On why you should visit Chambord

On Tripadvisor, someone mentioned that Chambord, while beautiful, is sort of empty and lifeless and I of course could not disagree more. Someone else said it was more authentic than Versailles, with which of course I agree, although I do also agree that all historic architecture requires some imagination to thoroughly enjoy it. There are different kinds of imagination – Chambord leaves lots of room for imagination, because it is supposed to. It is an eternal paeon to imagination itself.

So here is my response to the view that Chambord is underwhelming or empty or lifeless:

For me, it would be Chambord in an instant. Versailles is too much of a re-creation for me, plus it never “came alive” due to the throngs of international visitors and guides and the crush of even trying to get near any stick of furniture, and the rooms all being decorated so similarly (and on purpose, apparently, in some cases), like a giant maze. It may be large and ornate, but it does not capture the spirit of French architecture represented at Chambord or Chenonceau or Amboise or even Blois.
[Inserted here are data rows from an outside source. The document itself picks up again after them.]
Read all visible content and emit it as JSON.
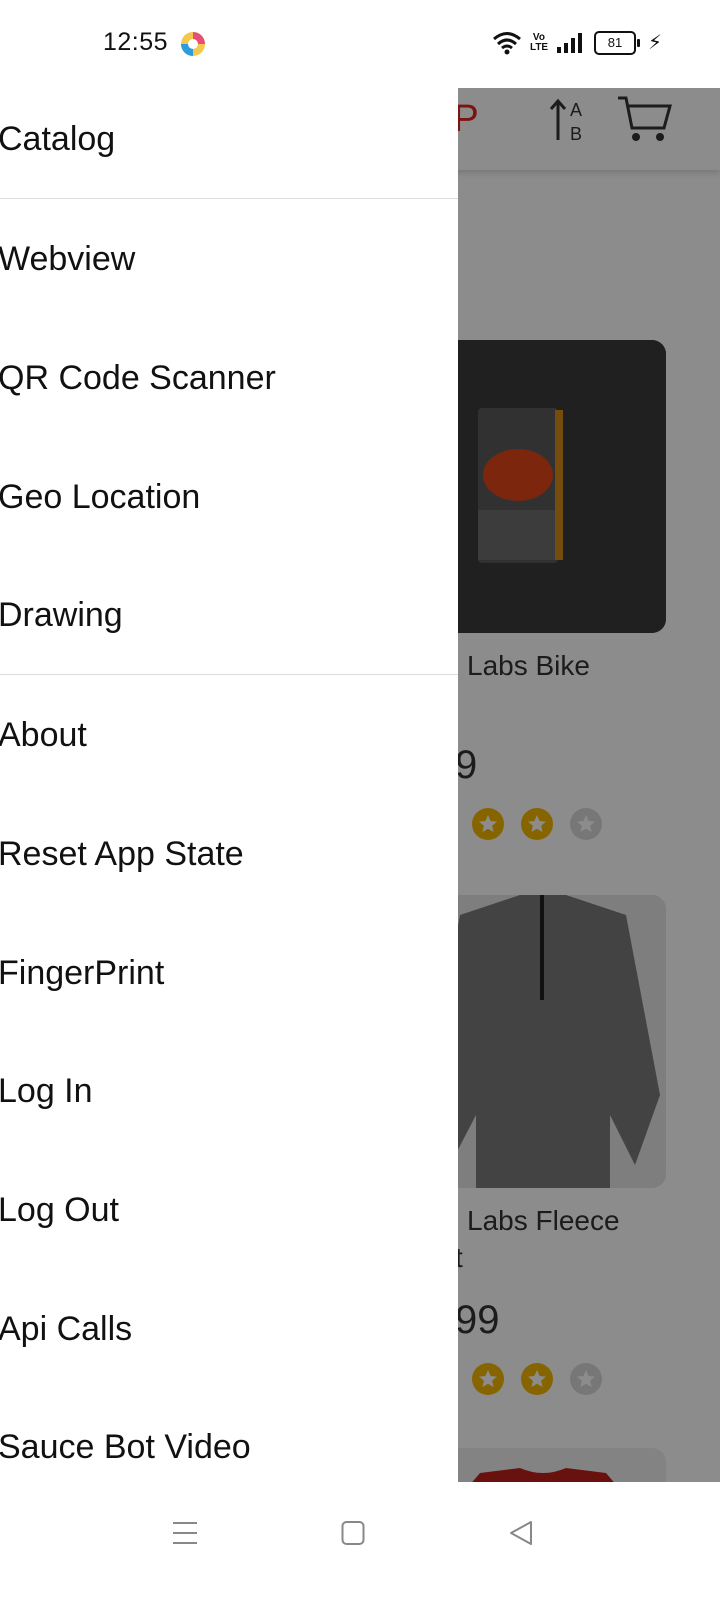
{
  "status_bar": {
    "time": "12:55",
    "volte": "Vo LTE",
    "battery": "81",
    "icons": [
      "app-notification-icon",
      "wifi-icon",
      "volte-icon",
      "signal-icon",
      "battery-icon",
      "charging-icon"
    ]
  },
  "background_app": {
    "title_fragment": "PP",
    "title_color": "#e2231a",
    "products": [
      {
        "name": "Labs Bike",
        "price": "9",
        "rating": 2,
        "max_rating": 3
      },
      {
        "name": "Labs Fleece",
        "name_line2": "t",
        "price": "99",
        "rating": 2,
        "max_rating": 3
      }
    ],
    "sort_icon_label_a": "A",
    "sort_icon_label_b": "B"
  },
  "drawer": {
    "items": [
      {
        "label": "Catalog"
      },
      {
        "label": "Webview"
      },
      {
        "label": "QR Code Scanner"
      },
      {
        "label": "Geo Location"
      },
      {
        "label": "Drawing"
      },
      {
        "label": "About"
      },
      {
        "label": "Reset App State"
      },
      {
        "label": "FingerPrint"
      },
      {
        "label": "Log In"
      },
      {
        "label": "Log Out"
      },
      {
        "label": "Api Calls"
      },
      {
        "label": "Sauce Bot Video"
      }
    ]
  },
  "nav_bar": {
    "icons": [
      "menu-icon",
      "home-icon",
      "back-icon"
    ]
  }
}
It is Chambord that I have as my wallpaper on my iPad, it is my photos of Chambord that I treasure, it was my trip to the roof of Chambord that I tremendously enjoyed and will never forget, it is the touch of the hand of a certain Renaissance master that can be seen everywhere there, it is the inspired “skyline” that showed the way to the modern, it is those pictures that my friends linger over when I have my camera roll open. Everyone wants to know how to get there, everyone skips over every picture I have of Versailles.
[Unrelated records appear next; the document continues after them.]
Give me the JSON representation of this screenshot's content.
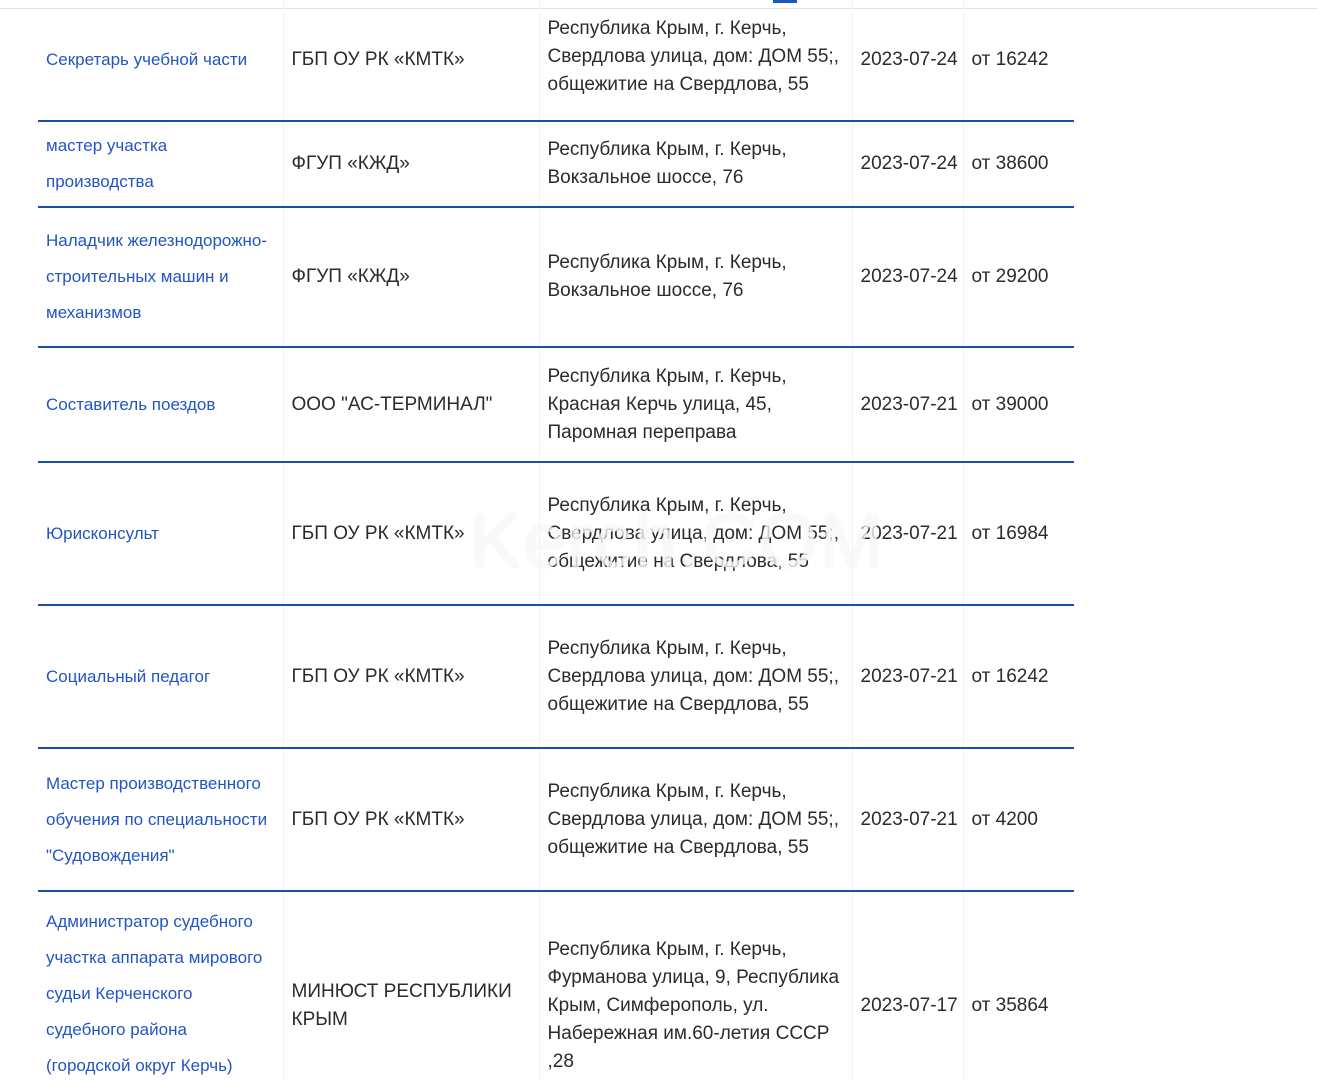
{
  "vacancies": [
    {
      "title": "Секретарь учебной части",
      "org": "ГБП ОУ РК «КМТК»",
      "address": "Республика Крым, г. Керчь, Свердлова улица, дом: ДОМ 55;, общежитие на Свердлова, 55",
      "date": "2023-07-24",
      "salary": "от 16242"
    },
    {
      "title": "мастер участка производства",
      "org": "ФГУП «КЖД»",
      "address": "Республика Крым, г. Керчь, Вокзальное шоссе, 76",
      "date": "2023-07-24",
      "salary": "от 38600"
    },
    {
      "title": "Наладчик железнодорожно-строительных машин и механизмов",
      "org": "ФГУП «КЖД»",
      "address": "Республика Крым, г. Керчь, Вокзальное шоссе, 76",
      "date": "2023-07-24",
      "salary": "от 29200"
    },
    {
      "title": "Составитель поездов",
      "org": "ООО \"АС-ТЕРМИНАЛ\"",
      "address": "Республика Крым, г. Керчь, Красная Керчь улица, 45, Паромная переправа",
      "date": "2023-07-21",
      "salary": "от 39000"
    },
    {
      "title": "Юрисконсульт",
      "org": "ГБП ОУ РК «КМТК»",
      "address": "Республика Крым, г. Керчь, Свердлова улица, дом: ДОМ 55;, общежитие на Свердлова, 55",
      "date": "2023-07-21",
      "salary": "от 16984"
    },
    {
      "title": "Социальный педагог",
      "org": "ГБП ОУ РК «КМТК»",
      "address": "Республика Крым, г. Керчь, Свердлова улица, дом: ДОМ 55;, общежитие на Свердлова, 55",
      "date": "2023-07-21",
      "salary": "от 16242"
    },
    {
      "title": "Мастер производственного обучения по специальности \"Судовождения\"",
      "org": "ГБП ОУ РК «КМТК»",
      "address": "Республика Крым, г. Керчь, Свердлова улица, дом: ДОМ 55;, общежитие на Свердлова, 55",
      "date": "2023-07-21",
      "salary": "от 4200"
    },
    {
      "title": "Администратор судебного участка аппарата мирового судьи Керченского судебного района (городской округ Керчь) Республики Крым",
      "org": "МИНЮСТ РЕСПУБЛИКИ КРЫМ",
      "address": "Республика Крым, г. Керчь, Фурманова улица, 9, Республика Крым, Симферополь, ул. Набережная им.60-летия СССР ,28",
      "date": "2023-07-17",
      "salary": "от 35864"
    }
  ],
  "watermark": "Kerch.COM"
}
To me, while the overall impression of Versailles is rather astonishing (and for me, perhaps more astonishing than truly beautiful, although the Hamlet area was enchanting), it quickly got repetitive. The fact that nearly all the original furnishings are gone (many to the Louvre) and replaced with reproductions did not impress me. Of course, I like Medieval and Renaissance things immensely (and it is true that in the time of Chambord, courts often traveled with whatever furnishings they needed, leaving very little to sit in the castle in the meantime – so you can picture it as it was, most of the time; and you can furnish it in your mind with the tapestries that would have been there and today are of the sort you can see in the Cluny or the Louvre…)

In Chambord, Fran├žois I held court and used the ideas he had learned from his friend, Leonardo. He had had many talks with Leonardo about architecture (and Leonardo had sketched many of the elements before him) and he began construction during his time of grief over Leonardo’s death. It is a living monument to the Master. You can see the floor plan of it in Leonardo’s notebooks, on display in Milan; he had toyed with the idea of a castle in that shape for more than two decades, but did not live to see it completed.

By the time Leonardo helped Fran├žois envisage not just a new chateau but a new social order, they both believed that moats and the like would never again be needed to defend the Crown – that the world had settled down into a place more reverent of art, more peaceful, more diplomatic (even though both knew wars continued and Leonardo knew that his beloved Milan had recently been pillaged). Still, in the heart of France, a purely decorative moat could be built, with swans floating on it, lit by torchlight – purely for effect!

The rooftop may truly be the first time anyone thought about what a “skyline” meant and how only the greatest places have a wonderful skyline – Chambord is one of those places. Some of the rooms there *are* decorated – in Louis XIV style because he helped his brother restore it and much is known about how they looked (but of course, just as with Versailles, the actual decor was stripped during the Revolution). The pieces they’ve used to redecorate it, though, are breathtaking.

To me, it is the very embodiment of what a castle should be, and I’ve wanted to see it since girlhood when a dear friend gave me a small book on French chateaux. There are many other surprising secrets and elements to it, but it is anything but cold and empty.